## PROBLEM STATEMENT
Scan the data below and pick out the lines containing the word "JSON".
MATERIALS PROVIDED: Begin
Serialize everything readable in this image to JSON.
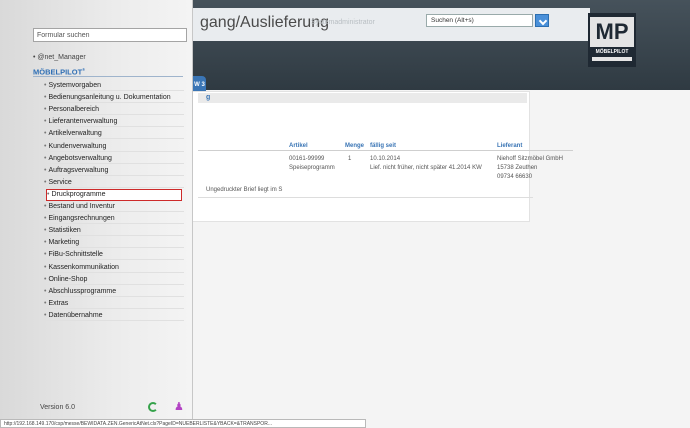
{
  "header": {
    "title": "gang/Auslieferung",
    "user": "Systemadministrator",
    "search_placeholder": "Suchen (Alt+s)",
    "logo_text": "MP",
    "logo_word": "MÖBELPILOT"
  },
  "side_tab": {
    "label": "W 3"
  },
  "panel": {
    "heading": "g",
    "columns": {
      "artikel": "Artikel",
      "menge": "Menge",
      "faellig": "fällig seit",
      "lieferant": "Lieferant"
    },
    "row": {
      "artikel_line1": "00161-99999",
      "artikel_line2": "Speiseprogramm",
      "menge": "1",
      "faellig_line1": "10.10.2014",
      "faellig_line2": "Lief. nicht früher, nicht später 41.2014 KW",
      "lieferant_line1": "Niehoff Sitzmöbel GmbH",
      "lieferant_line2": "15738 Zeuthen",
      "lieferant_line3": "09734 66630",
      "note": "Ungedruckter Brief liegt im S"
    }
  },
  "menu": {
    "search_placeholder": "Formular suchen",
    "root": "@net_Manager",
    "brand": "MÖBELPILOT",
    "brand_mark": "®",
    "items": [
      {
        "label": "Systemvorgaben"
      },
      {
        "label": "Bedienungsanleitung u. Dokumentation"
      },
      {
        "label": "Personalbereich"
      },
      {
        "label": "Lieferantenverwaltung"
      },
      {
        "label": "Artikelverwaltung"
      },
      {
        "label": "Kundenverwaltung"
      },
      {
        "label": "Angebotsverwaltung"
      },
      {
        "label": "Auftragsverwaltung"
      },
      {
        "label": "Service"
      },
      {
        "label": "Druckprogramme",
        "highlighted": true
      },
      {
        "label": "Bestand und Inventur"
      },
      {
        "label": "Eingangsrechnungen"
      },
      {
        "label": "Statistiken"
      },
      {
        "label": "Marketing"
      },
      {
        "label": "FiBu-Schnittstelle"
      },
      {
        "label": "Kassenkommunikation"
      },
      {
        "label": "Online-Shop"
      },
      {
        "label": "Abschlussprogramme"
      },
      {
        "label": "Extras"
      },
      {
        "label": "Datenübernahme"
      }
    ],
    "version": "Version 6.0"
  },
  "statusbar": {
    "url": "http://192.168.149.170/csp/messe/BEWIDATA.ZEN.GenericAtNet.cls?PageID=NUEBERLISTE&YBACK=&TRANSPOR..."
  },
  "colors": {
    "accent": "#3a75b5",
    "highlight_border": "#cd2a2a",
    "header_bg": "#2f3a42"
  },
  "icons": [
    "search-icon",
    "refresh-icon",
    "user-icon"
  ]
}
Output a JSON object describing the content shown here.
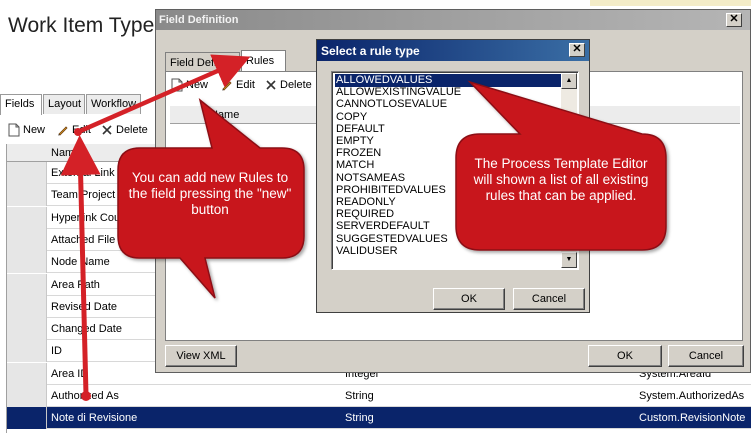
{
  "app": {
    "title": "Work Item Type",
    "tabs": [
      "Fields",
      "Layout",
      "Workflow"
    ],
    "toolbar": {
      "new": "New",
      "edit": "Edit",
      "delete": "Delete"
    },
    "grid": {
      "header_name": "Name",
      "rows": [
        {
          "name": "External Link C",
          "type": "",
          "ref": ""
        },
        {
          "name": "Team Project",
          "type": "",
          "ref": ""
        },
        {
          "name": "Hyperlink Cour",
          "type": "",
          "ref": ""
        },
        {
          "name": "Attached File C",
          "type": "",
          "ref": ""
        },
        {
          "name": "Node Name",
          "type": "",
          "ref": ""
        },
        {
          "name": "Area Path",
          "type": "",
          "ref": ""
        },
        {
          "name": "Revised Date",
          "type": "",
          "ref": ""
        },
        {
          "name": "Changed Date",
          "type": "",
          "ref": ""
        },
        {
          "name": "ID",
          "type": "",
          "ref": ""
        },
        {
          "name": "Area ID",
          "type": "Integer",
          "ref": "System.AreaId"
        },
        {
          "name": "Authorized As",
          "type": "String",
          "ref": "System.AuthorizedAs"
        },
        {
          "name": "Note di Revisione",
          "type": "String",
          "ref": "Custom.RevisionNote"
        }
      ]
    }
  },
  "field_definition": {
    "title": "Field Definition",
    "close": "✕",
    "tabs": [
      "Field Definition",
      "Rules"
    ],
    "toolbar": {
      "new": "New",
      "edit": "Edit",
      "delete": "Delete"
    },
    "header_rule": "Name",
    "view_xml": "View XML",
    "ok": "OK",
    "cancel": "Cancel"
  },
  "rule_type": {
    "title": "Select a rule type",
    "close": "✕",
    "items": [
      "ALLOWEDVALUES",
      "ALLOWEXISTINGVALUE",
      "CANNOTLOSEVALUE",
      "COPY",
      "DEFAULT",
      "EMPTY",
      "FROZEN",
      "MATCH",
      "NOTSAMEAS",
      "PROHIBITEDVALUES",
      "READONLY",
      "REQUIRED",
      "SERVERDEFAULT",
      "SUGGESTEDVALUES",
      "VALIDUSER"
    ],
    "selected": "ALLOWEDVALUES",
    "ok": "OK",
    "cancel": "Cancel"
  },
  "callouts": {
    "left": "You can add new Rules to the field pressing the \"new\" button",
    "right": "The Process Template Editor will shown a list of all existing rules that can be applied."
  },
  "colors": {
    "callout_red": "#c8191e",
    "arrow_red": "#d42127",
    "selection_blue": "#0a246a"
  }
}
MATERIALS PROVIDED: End
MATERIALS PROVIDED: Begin
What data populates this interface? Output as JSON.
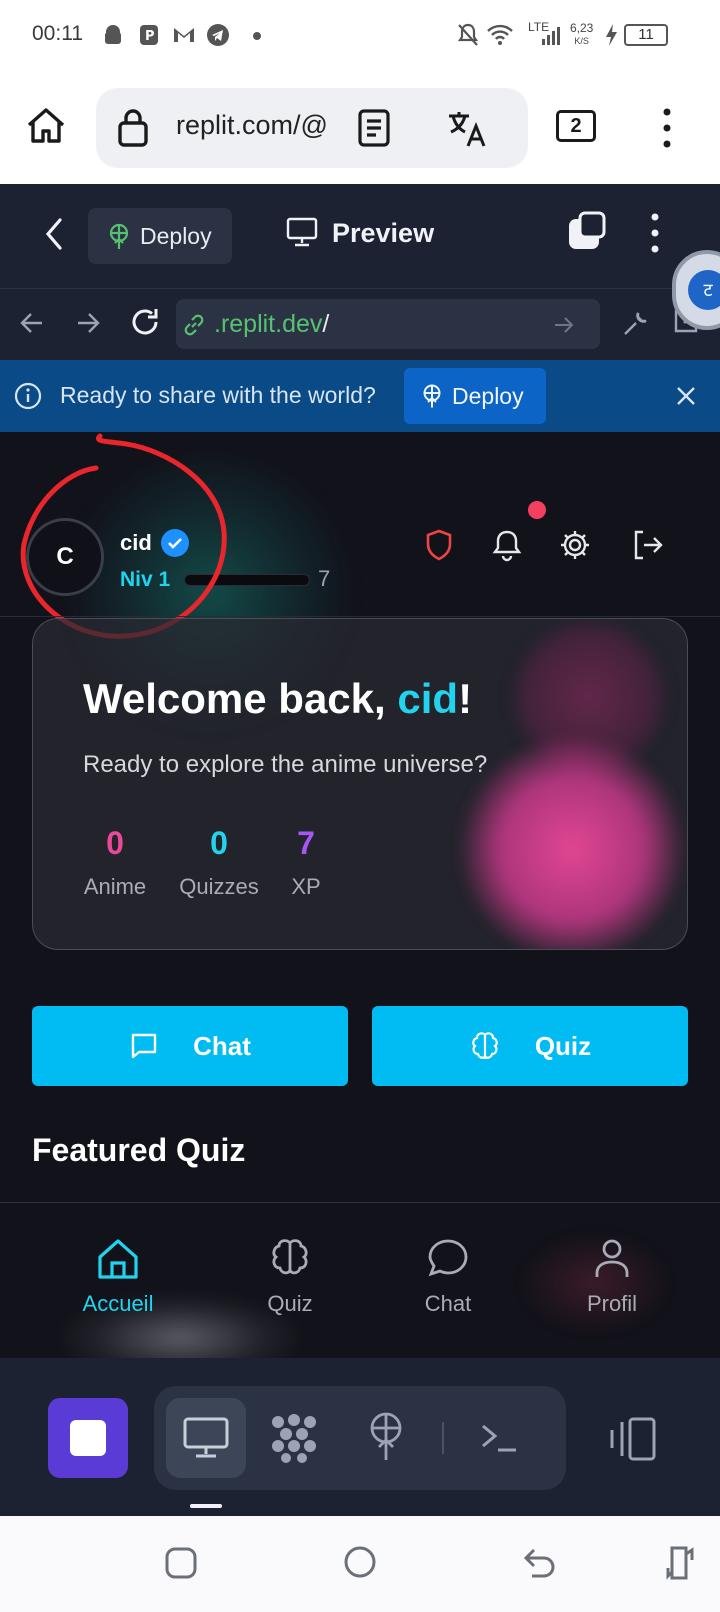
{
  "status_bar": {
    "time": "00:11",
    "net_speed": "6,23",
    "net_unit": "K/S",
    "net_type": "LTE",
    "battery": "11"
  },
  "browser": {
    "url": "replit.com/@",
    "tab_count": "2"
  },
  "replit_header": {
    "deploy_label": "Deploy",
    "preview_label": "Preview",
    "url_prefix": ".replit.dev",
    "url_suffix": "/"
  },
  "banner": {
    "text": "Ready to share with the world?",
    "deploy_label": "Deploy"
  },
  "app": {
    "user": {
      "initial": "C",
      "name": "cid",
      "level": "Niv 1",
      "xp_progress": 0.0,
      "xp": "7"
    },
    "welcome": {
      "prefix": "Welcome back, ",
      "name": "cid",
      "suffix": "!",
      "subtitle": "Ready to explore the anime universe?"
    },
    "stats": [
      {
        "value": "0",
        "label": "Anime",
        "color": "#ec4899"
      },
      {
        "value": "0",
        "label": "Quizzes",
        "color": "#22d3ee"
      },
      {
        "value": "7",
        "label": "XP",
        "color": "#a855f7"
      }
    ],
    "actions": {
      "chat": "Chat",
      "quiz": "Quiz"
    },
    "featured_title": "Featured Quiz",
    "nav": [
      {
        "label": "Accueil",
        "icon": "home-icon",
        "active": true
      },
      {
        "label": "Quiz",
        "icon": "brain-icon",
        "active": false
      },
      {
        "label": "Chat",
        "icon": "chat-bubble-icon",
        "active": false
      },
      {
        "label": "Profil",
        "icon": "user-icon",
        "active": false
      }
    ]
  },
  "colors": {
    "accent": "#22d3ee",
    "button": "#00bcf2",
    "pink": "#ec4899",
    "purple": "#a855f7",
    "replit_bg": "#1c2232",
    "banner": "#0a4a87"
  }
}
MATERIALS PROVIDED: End
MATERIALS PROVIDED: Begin
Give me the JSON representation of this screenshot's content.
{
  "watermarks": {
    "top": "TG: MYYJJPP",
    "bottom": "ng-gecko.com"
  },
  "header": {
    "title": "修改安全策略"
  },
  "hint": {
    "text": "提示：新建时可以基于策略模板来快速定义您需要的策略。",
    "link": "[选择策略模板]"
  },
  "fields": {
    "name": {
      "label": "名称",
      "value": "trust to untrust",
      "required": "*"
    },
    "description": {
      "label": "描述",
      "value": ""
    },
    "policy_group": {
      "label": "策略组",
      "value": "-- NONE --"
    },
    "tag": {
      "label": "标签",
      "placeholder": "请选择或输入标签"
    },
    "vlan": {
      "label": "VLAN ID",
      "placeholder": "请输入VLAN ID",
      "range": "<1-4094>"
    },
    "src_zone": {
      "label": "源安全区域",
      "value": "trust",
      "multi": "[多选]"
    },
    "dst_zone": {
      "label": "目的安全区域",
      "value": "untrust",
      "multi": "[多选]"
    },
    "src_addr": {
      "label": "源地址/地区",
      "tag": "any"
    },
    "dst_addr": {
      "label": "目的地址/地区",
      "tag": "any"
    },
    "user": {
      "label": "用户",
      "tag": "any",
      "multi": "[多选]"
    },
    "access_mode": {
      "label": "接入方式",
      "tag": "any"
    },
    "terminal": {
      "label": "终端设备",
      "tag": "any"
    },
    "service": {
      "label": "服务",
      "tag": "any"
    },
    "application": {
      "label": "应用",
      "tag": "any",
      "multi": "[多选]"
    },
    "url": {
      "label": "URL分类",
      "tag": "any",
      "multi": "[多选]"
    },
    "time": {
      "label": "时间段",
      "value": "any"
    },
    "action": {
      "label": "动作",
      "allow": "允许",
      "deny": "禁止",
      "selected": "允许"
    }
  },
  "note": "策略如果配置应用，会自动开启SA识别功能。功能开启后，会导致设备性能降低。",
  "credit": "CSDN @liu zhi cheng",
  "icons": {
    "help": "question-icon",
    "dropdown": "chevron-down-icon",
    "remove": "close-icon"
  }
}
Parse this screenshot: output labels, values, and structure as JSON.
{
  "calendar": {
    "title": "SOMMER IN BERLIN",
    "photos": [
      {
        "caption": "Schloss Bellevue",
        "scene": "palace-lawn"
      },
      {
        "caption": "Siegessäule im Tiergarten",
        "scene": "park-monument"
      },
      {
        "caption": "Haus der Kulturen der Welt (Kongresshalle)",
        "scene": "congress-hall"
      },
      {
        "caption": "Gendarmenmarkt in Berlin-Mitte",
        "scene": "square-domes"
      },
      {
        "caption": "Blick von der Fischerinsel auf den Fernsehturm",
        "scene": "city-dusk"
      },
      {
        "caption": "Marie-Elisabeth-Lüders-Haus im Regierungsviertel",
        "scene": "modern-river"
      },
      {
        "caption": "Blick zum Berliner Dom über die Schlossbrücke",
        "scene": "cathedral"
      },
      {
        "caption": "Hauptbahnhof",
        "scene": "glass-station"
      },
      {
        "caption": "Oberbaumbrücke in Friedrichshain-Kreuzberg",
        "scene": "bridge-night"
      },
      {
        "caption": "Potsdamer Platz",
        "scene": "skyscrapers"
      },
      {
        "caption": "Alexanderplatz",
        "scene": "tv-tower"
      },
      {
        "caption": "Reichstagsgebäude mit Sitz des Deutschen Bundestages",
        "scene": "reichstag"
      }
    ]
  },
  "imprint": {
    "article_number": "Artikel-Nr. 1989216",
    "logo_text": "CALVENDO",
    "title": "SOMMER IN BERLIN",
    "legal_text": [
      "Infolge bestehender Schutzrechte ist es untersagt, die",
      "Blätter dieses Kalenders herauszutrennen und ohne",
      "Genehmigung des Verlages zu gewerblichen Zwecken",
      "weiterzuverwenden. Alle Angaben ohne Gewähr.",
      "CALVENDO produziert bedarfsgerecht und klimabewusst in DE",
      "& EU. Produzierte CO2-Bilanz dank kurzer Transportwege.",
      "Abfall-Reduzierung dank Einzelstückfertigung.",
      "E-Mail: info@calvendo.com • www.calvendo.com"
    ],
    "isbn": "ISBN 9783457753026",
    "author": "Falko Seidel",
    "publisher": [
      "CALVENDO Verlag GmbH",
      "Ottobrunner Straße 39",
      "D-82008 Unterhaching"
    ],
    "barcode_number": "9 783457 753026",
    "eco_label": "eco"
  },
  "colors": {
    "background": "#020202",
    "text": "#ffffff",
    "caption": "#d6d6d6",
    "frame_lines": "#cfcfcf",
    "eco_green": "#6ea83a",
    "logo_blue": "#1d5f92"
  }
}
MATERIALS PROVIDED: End
## EXERCISE ANSWER
Serialize everything readable in this image to JSON.
Output a JSON object describing the content shown here.
What data populates this interface? Output as JSON.
Give me the JSON representation of this screenshot's content.
Parse this screenshot: output labels, values, and structure as JSON.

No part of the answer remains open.